An integrated awareness campaign, created to identify why so few girls are pursuing careers in IT, generates substantial brand power for CompTIA.
Read the Case Story
If you didn't hear about it already, The Washington Post recently sent a memo to its staff instructing them not to answer any critics from Twitter accounts that are official, branded Washington Post accounts.
Why? The Post published an article called, “Christian compassion requires the truth about harms of sexuality” after the surge of teenage suicides over homosexuality, and GLAAD (a gay activist group) lashed out via Twitter. A Washington Post staff member attempted to defend the article, but it only fueled the fire.

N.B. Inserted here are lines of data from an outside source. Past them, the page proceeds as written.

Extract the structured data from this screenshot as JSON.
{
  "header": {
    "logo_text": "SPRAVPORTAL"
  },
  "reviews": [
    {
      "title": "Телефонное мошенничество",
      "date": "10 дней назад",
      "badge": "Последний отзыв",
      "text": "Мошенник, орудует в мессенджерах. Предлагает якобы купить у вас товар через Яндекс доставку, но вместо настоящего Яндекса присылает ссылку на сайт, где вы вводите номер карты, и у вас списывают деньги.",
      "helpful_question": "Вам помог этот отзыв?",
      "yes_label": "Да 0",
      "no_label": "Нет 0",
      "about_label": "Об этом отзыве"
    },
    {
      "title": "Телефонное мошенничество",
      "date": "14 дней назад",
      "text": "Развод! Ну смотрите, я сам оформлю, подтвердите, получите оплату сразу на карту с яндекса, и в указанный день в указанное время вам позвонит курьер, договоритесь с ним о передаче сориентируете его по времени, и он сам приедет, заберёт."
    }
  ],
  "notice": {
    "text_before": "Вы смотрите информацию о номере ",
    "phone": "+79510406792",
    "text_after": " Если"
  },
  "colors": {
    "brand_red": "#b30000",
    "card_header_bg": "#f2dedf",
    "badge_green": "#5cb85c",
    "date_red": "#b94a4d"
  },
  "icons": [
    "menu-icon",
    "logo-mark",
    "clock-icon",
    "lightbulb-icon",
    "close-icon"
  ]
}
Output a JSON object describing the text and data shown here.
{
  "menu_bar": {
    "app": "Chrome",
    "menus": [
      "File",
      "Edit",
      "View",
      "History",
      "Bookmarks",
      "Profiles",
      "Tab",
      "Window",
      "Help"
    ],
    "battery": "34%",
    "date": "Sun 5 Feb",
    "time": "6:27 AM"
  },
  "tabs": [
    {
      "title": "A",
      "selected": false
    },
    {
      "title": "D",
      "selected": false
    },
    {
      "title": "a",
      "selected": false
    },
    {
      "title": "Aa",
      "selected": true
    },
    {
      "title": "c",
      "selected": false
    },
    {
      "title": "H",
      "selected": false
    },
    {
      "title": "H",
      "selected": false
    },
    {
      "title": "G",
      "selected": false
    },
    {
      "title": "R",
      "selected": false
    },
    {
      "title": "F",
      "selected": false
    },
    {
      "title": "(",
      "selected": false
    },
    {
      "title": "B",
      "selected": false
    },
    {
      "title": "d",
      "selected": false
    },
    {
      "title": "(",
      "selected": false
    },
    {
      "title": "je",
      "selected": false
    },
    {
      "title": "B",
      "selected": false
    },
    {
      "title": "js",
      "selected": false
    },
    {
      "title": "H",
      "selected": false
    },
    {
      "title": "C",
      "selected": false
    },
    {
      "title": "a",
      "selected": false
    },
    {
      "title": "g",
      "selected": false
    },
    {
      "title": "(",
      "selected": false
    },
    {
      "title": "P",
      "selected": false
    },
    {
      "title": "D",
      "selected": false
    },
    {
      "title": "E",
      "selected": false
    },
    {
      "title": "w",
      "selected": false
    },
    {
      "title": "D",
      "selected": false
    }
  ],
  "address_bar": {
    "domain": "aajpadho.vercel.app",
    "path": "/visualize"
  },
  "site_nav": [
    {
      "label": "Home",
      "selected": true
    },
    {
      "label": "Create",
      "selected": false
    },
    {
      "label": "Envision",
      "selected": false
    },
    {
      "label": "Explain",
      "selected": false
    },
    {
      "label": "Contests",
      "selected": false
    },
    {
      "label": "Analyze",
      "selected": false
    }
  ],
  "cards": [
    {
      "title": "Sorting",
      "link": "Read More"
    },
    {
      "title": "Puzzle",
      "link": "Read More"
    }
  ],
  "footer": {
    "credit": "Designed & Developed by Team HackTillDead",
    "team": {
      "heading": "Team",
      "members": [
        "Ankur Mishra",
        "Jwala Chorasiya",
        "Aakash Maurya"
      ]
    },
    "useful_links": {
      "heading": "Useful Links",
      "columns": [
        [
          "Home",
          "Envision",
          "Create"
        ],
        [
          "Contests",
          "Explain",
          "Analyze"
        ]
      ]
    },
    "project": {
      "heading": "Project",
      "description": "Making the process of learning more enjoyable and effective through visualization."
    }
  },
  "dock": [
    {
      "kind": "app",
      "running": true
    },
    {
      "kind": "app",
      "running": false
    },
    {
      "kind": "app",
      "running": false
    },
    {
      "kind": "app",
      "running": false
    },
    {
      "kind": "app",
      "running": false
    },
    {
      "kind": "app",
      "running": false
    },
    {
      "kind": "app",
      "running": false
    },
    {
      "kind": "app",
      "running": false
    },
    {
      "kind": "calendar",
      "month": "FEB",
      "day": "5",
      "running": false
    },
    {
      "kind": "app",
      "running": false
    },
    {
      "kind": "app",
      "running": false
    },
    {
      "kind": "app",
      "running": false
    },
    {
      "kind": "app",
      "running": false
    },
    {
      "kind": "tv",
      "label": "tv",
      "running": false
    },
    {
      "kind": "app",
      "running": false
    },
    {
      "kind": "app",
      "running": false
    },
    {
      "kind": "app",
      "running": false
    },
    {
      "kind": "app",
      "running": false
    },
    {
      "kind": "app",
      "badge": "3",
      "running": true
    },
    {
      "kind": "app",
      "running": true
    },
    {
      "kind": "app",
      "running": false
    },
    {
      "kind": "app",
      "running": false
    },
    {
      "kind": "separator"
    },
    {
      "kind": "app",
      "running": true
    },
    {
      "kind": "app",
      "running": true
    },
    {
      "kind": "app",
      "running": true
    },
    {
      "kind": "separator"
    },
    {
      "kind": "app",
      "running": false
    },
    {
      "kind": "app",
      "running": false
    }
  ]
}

You can view the actual tweet here.
After this incident, a Managing Editor at the Post sent out a memo to employees banning them from tweeting via the Post-branded account. Here are some highlights:
“The purpose of these Post branded accounts is to use them as a platform to promote news, bring in user generated content and increase audience engagement with Post content. No branded Post accounts should be used to answer critics and speak on behalf of the Post.”
First of all, isn’t this exactly what “audience engagement” is? No one said all engagement is positive commentary.
Second, if branded Post accounts aren’t used to answer critics and speak on behalf of the Post, then what are they for? If you have an official Twitter account, you’re opening up the channel for communication. You can’t control what people say on social media and you can’t only use it when it suits you, i.e. to promote your news stories, because people don’t need to follow your social media “rules” – they follow their own.
“When we write a story, our readers are free to respond and we provide them with a venue to do so. We sometimes engage them in a private verbal conversation, but once we enter a debate personally through social media, this would be equivalent to allowing a reader to write a letter to the editor – and then publishing a rebuttal by the reporter. It’s something we don’t do.”
Just like all organizations that engage in social media, The Washington Post needs to adapt to the way social media has changed communication. It’s no longer controlled. With social media, there’s no choosing which letters to the editor are printed and shared with the public. People are going to give their two cents, whether it’s directly on your branded Twitter account or on their own personal blog, and there’s nothing you can do about it but respond in the way you find most appropriate for the situation.
Not having control over the message might be a scary thought, but there’s another side to it: you have control over the response. Social media gives all organizations the opportunity to respond, clarify and defend their position in ways they weren’t able to before.
In this instance, the editor of The Washington Post thought that it wasn’t appropriate to respond. But my point is that people are going to say these things regardless…why wouldn’t you respond?
By no means am I suggesting an unprofessional, slanderous response. But a respectful, thought out response shows you care about what your readers have to say (even when it’s negative) and it gives you the chance to clear the air by explaining your point of view.
I know the Post memo was an attempt at damage control. Maybe there was a better way of approaching it, maybe not. But I think The Washington Post is missing out on a huge opportunity to deepen relationships with its readers. After all, your readers are everything – without them you have no publication. And, really, a little controversy never hurt anyone.
What do you think? Does The Washington Post need to rethink its social media policy?
Read the Case Story
Read the Case Story
Account-based marketing (ABM) is more popular than ever, and when done…
Since 2013, Walker Sands’ annual Future of Retail report has given…
With more marketing teams being challenged with turning a profit from…